(ABOUT THIS EXERCISE):
Copy out the entries that follow exactly, leaving every picture behind.

▼

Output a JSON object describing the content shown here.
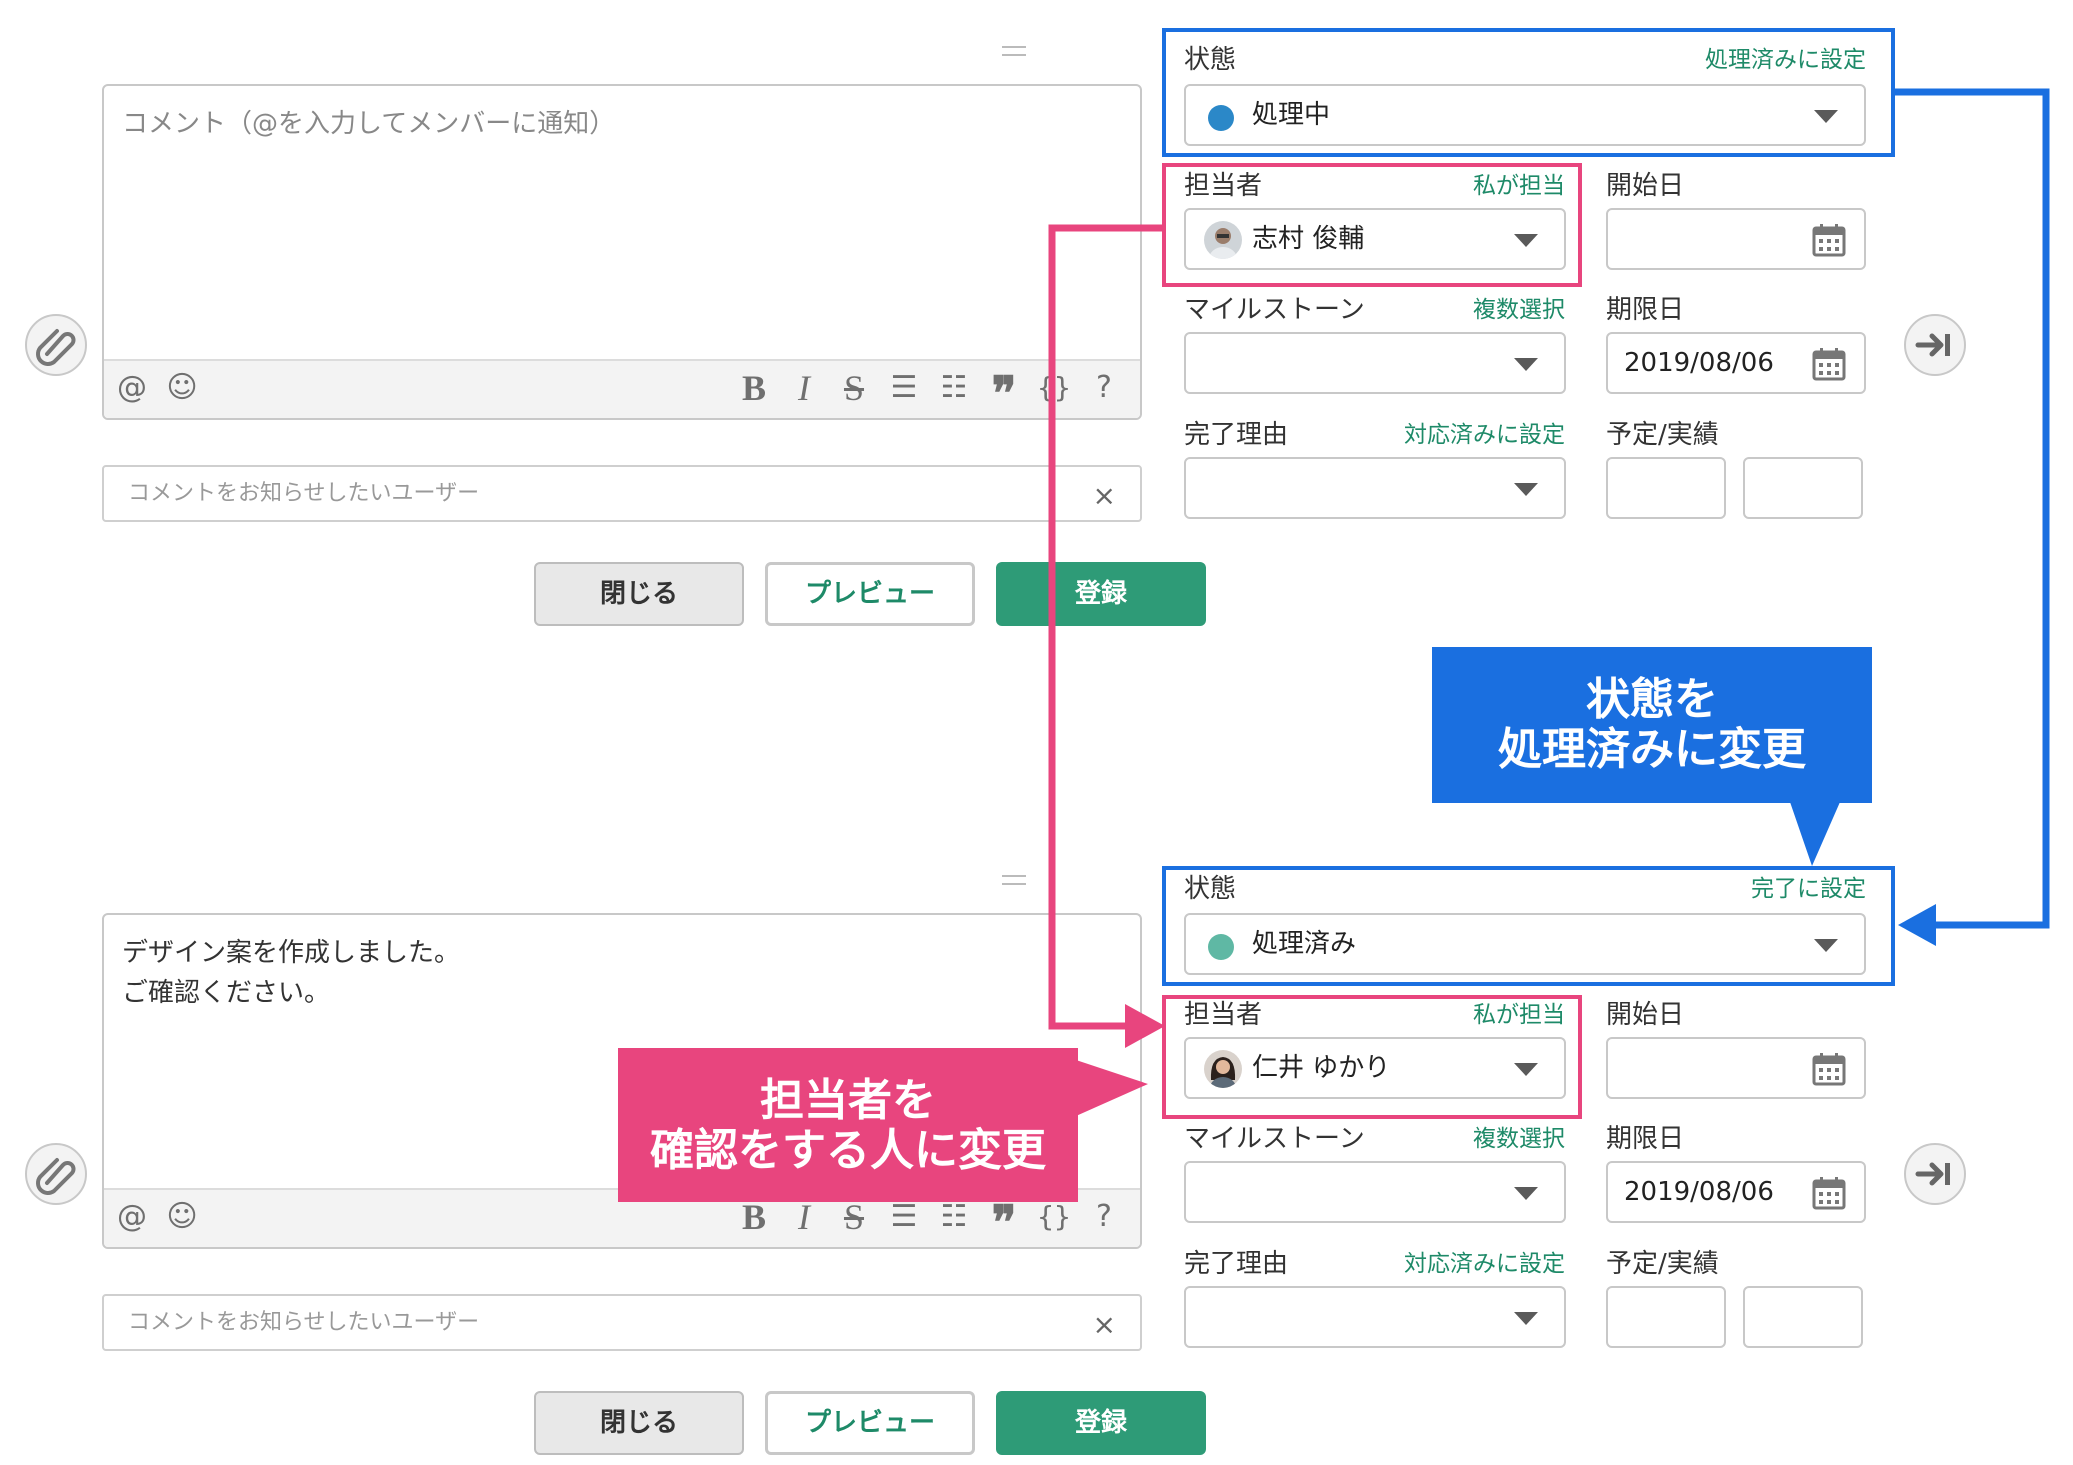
{
  "top": {
    "comment_text": "コメント（@を入力してメンバーに通知）",
    "comment_is_placeholder": true,
    "notify_placeholder": "コメントをお知らせしたいユーザー",
    "status": {
      "label": "状態",
      "link": "処理済みに設定",
      "value": "処理中",
      "color": "#2b88c8"
    },
    "assignee": {
      "label": "担当者",
      "link": "私が担当",
      "value": "志村 俊輔"
    },
    "start_date": {
      "label": "開始日",
      "value": ""
    },
    "milestone": {
      "label": "マイルストーン",
      "link": "複数選択",
      "value": ""
    },
    "due_date": {
      "label": "期限日",
      "value": "2019/08/06"
    },
    "resolution": {
      "label": "完了理由",
      "link": "対応済みに設定",
      "value": ""
    },
    "estimate": {
      "label": "予定/実績",
      "planned": "",
      "actual": ""
    }
  },
  "bottom": {
    "comment_text": "デザイン案を作成しました。\nご確認ください。",
    "notify_placeholder": "コメントをお知らせしたいユーザー",
    "status": {
      "label": "状態",
      "link": "完了に設定",
      "value": "処理済み",
      "color": "#5fb8a4"
    },
    "assignee": {
      "label": "担当者",
      "link": "私が担当",
      "value": "仁井 ゆかり"
    },
    "start_date": {
      "label": "開始日",
      "value": ""
    },
    "milestone": {
      "label": "マイルストーン",
      "link": "複数選択",
      "value": ""
    },
    "due_date": {
      "label": "期限日",
      "value": "2019/08/06"
    },
    "resolution": {
      "label": "完了理由",
      "link": "対応済みに設定",
      "value": ""
    },
    "estimate": {
      "label": "予定/実績",
      "planned": "",
      "actual": ""
    }
  },
  "toolbar": {
    "mention": "@",
    "emoji": "☺",
    "bold": "B",
    "italic": "I",
    "strike": "S",
    "bullet": "☰",
    "numbered": "☷",
    "quote": "❞",
    "code": "{}",
    "help": "?",
    "clear": "×"
  },
  "buttons": {
    "close": "閉じる",
    "preview": "プレビュー",
    "submit": "登録"
  },
  "annotations": {
    "status_line1": "状態を",
    "status_line2": "処理済みに変更",
    "assignee_line1": "担当者を",
    "assignee_line2": "確認をする人に変更"
  },
  "colors": {
    "accent_green": "#2e9b77",
    "link_green": "#1e8a68",
    "callout_blue": "#1a6fe0",
    "callout_pink": "#e8457e"
  }
}
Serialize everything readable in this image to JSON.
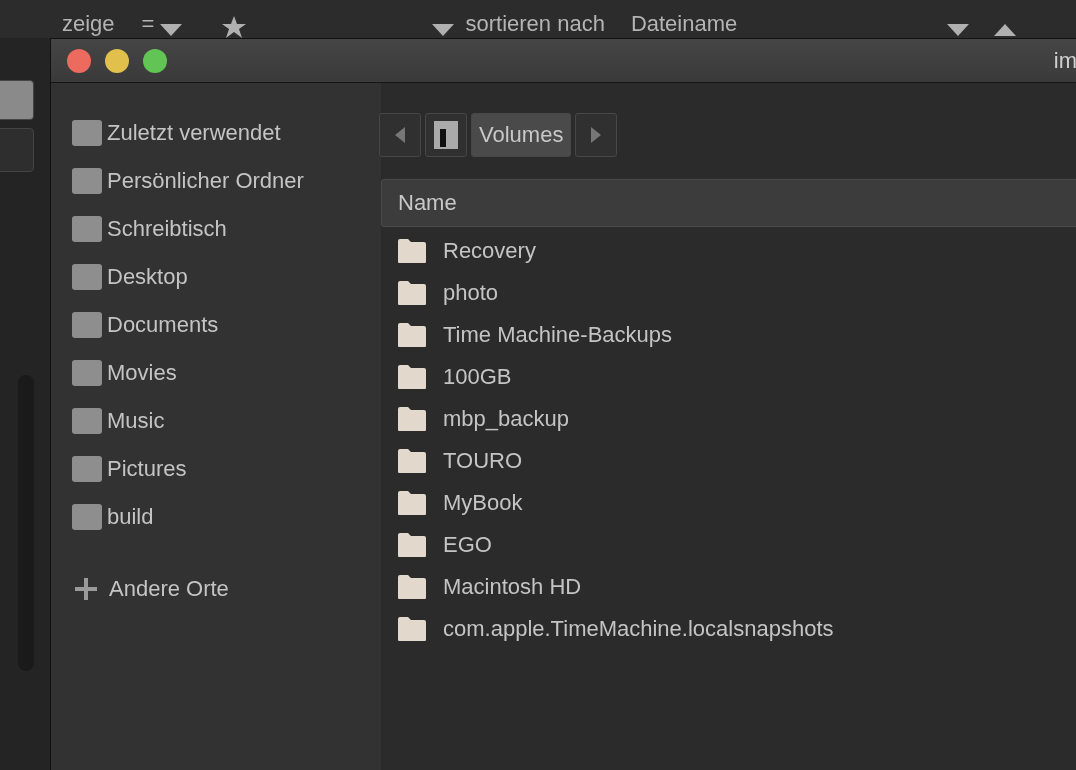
{
  "background_toolbar": {
    "show_label": "zeige",
    "filter_symbol": "=",
    "sort_label": "sortieren nach",
    "sort_value": "Dateiname"
  },
  "dialog": {
    "title": "im",
    "sidebar": {
      "places": [
        {
          "label": "Zuletzt verwendet"
        },
        {
          "label": "Persönlicher Ordner"
        },
        {
          "label": "Schreibtisch"
        },
        {
          "label": "Desktop"
        },
        {
          "label": "Documents"
        },
        {
          "label": "Movies"
        },
        {
          "label": "Music"
        },
        {
          "label": "Pictures"
        },
        {
          "label": "build"
        }
      ],
      "other_locations": "Andere Orte"
    },
    "path_bar": {
      "current": "Volumes"
    },
    "file_list": {
      "columns": [
        "Name"
      ],
      "rows": [
        {
          "name": "Recovery"
        },
        {
          "name": "photo"
        },
        {
          "name": "Time Machine-Backups"
        },
        {
          "name": "100GB"
        },
        {
          "name": "mbp_backup"
        },
        {
          "name": "TOURO"
        },
        {
          "name": "MyBook"
        },
        {
          "name": "EGO"
        },
        {
          "name": "Macintosh HD"
        },
        {
          "name": "com.apple.TimeMachine.localsnapshots"
        }
      ]
    }
  }
}
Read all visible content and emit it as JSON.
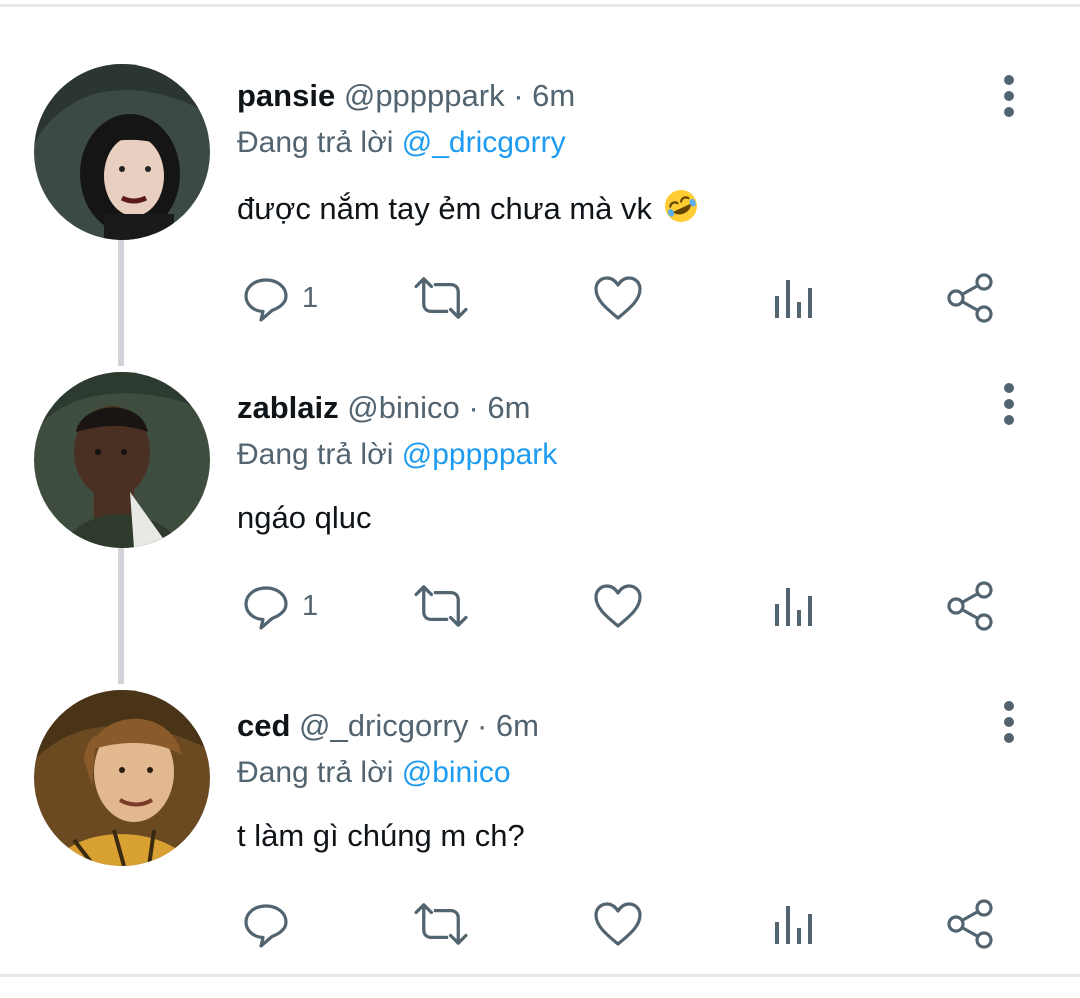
{
  "tweets": [
    {
      "name": "pansie",
      "handle": "@pppppark",
      "sep": "·",
      "time": "6m",
      "reply_prefix": "Đang trả lời",
      "reply_to": "@_dricgorry",
      "text": "được nắm tay ẻm chưa mà vk",
      "emoji": "rolling-on-floor-laughing",
      "reply_count": "1",
      "avatar_colors": {
        "bg": "#3b4a45",
        "hair": "#151515",
        "skin": "#e8cfc0"
      }
    },
    {
      "name": "zablaiz",
      "handle": "@binico",
      "sep": "·",
      "time": "6m",
      "reply_prefix": "Đang trả lời",
      "reply_to": "@pppppark",
      "text": "ngáo qluc",
      "reply_count": "1",
      "avatar_colors": {
        "bg": "#3f4d3e",
        "hair": "#1a1512",
        "skin": "#4a3022"
      }
    },
    {
      "name": "ced",
      "handle": "@_dricgorry",
      "sep": "·",
      "time": "6m",
      "reply_prefix": "Đang trả lời",
      "reply_to": "@binico",
      "text": "t làm gì chúng m ch?",
      "reply_count": "",
      "avatar_colors": {
        "bg": "#6b4a22",
        "hair": "#8a5a2a",
        "skin": "#e2b98f"
      }
    }
  ],
  "icons": [
    "reply-icon",
    "retweet-icon",
    "like-icon",
    "views-icon",
    "share-icon",
    "more-icon"
  ],
  "colors": {
    "icon": "#536471",
    "mention": "#1d9bf0",
    "text": "#0f1419",
    "thread_line": "#d0d4d8"
  }
}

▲

(SOLUTION TO THIS PROBLEM):
Output a JSON object describing the content shown here.
{
  "top": {
    "comment_text": "コメント（@を入力してメンバーに通知）",
    "comment_is_placeholder": true,
    "notify_placeholder": "コメントをお知らせしたいユーザー",
    "status": {
      "label": "状態",
      "link": "処理済みに設定",
      "value": "処理中",
      "color": "#2b88c8"
    },
    "assignee": {
      "label": "担当者",
      "link": "私が担当",
      "value": "志村 俊輔"
    },
    "start_date": {
      "label": "開始日",
      "value": ""
    },
    "milestone": {
      "label": "マイルストーン",
      "link": "複数選択",
      "value": ""
    },
    "due_date": {
      "label": "期限日",
      "value": "2019/08/06"
    },
    "resolution": {
      "label": "完了理由",
      "link": "対応済みに設定",
      "value": ""
    },
    "estimate": {
      "label": "予定/実績",
      "planned": "",
      "actual": ""
    }
  },
  "bottom": {
    "comment_text": "デザイン案を作成しました。\nご確認ください。",
    "notify_placeholder": "コメントをお知らせしたいユーザー",
    "status": {
      "label": "状態",
      "link": "完了に設定",
      "value": "処理済み",
      "color": "#5fb8a4"
    },
    "assignee": {
      "label": "担当者",
      "link": "私が担当",
      "value": "仁井 ゆかり"
    },
    "start_date": {
      "label": "開始日",
      "value": ""
    },
    "milestone": {
      "label": "マイルストーン",
      "link": "複数選択",
      "value": ""
    },
    "due_date": {
      "label": "期限日",
      "value": "2019/08/06"
    },
    "resolution": {
      "label": "完了理由",
      "link": "対応済みに設定",
      "value": ""
    },
    "estimate": {
      "label": "予定/実績",
      "planned": "",
      "actual": ""
    }
  },
  "toolbar": {
    "mention": "@",
    "emoji": "☺",
    "bold": "B",
    "italic": "I",
    "strike": "S",
    "bullet": "☰",
    "numbered": "☷",
    "quote": "❞",
    "code": "{}",
    "help": "?",
    "clear": "×"
  },
  "buttons": {
    "close": "閉じる",
    "preview": "プレビュー",
    "submit": "登録"
  },
  "annotations": {
    "status_line1": "状態を",
    "status_line2": "処理済みに変更",
    "assignee_line1": "担当者を",
    "assignee_line2": "確認をする人に変更"
  },
  "colors": {
    "accent_green": "#2e9b77",
    "link_green": "#1e8a68",
    "callout_blue": "#1a6fe0",
    "callout_pink": "#e8457e"
  }
}
Serialize everything readable in this image to JSON.
{
  "background_toolbar": {
    "show_label": "zeige",
    "filter_symbol": "=",
    "sort_label": "sortieren nach",
    "sort_value": "Dateiname"
  },
  "dialog": {
    "title": "im",
    "sidebar": {
      "places": [
        {
          "label": "Zuletzt verwendet"
        },
        {
          "label": "Persönlicher Ordner"
        },
        {
          "label": "Schreibtisch"
        },
        {
          "label": "Desktop"
        },
        {
          "label": "Documents"
        },
        {
          "label": "Movies"
        },
        {
          "label": "Music"
        },
        {
          "label": "Pictures"
        },
        {
          "label": "build"
        }
      ],
      "other_locations": "Andere Orte"
    },
    "path_bar": {
      "current": "Volumes"
    },
    "file_list": {
      "columns": [
        "Name"
      ],
      "rows": [
        {
          "name": "Recovery"
        },
        {
          "name": "photo"
        },
        {
          "name": "Time Machine-Backups"
        },
        {
          "name": "100GB"
        },
        {
          "name": "mbp_backup"
        },
        {
          "name": "TOURO"
        },
        {
          "name": "MyBook"
        },
        {
          "name": "EGO"
        },
        {
          "name": "Macintosh HD"
        },
        {
          "name": "com.apple.TimeMachine.localsnapshots"
        }
      ]
    }
  }
}
Read all visible content and emit it as JSON.
{
  "tweets": [
    {
      "name": "pansie",
      "handle": "@pppppark",
      "sep": "·",
      "time": "6m",
      "reply_prefix": "Đang trả lời",
      "reply_to": "@_dricgorry",
      "text": "được nắm tay ẻm chưa mà vk",
      "emoji": "rolling-on-floor-laughing",
      "reply_count": "1",
      "avatar_colors": {
        "bg": "#3b4a45",
        "hair": "#151515",
        "skin": "#e8cfc0"
      }
    },
    {
      "name": "zablaiz",
      "handle": "@binico",
      "sep": "·",
      "time": "6m",
      "reply_prefix": "Đang trả lời",
      "reply_to": "@pppppark",
      "text": "ngáo qluc",
      "reply_count": "1",
      "avatar_colors": {
        "bg": "#3f4d3e",
        "hair": "#1a1512",
        "skin": "#4a3022"
      }
    },
    {
      "name": "ced",
      "handle": "@_dricgorry",
      "sep": "·",
      "time": "6m",
      "reply_prefix": "Đang trả lời",
      "reply_to": "@binico",
      "text": "t làm gì chúng m ch?",
      "reply_count": "",
      "avatar_colors": {
        "bg": "#6b4a22",
        "hair": "#8a5a2a",
        "skin": "#e2b98f"
      }
    }
  ],
  "icons": [
    "reply-icon",
    "retweet-icon",
    "like-icon",
    "views-icon",
    "share-icon",
    "more-icon"
  ],
  "colors": {
    "icon": "#536471",
    "mention": "#1d9bf0",
    "text": "#0f1419",
    "thread_line": "#d0d4d8"
  }
}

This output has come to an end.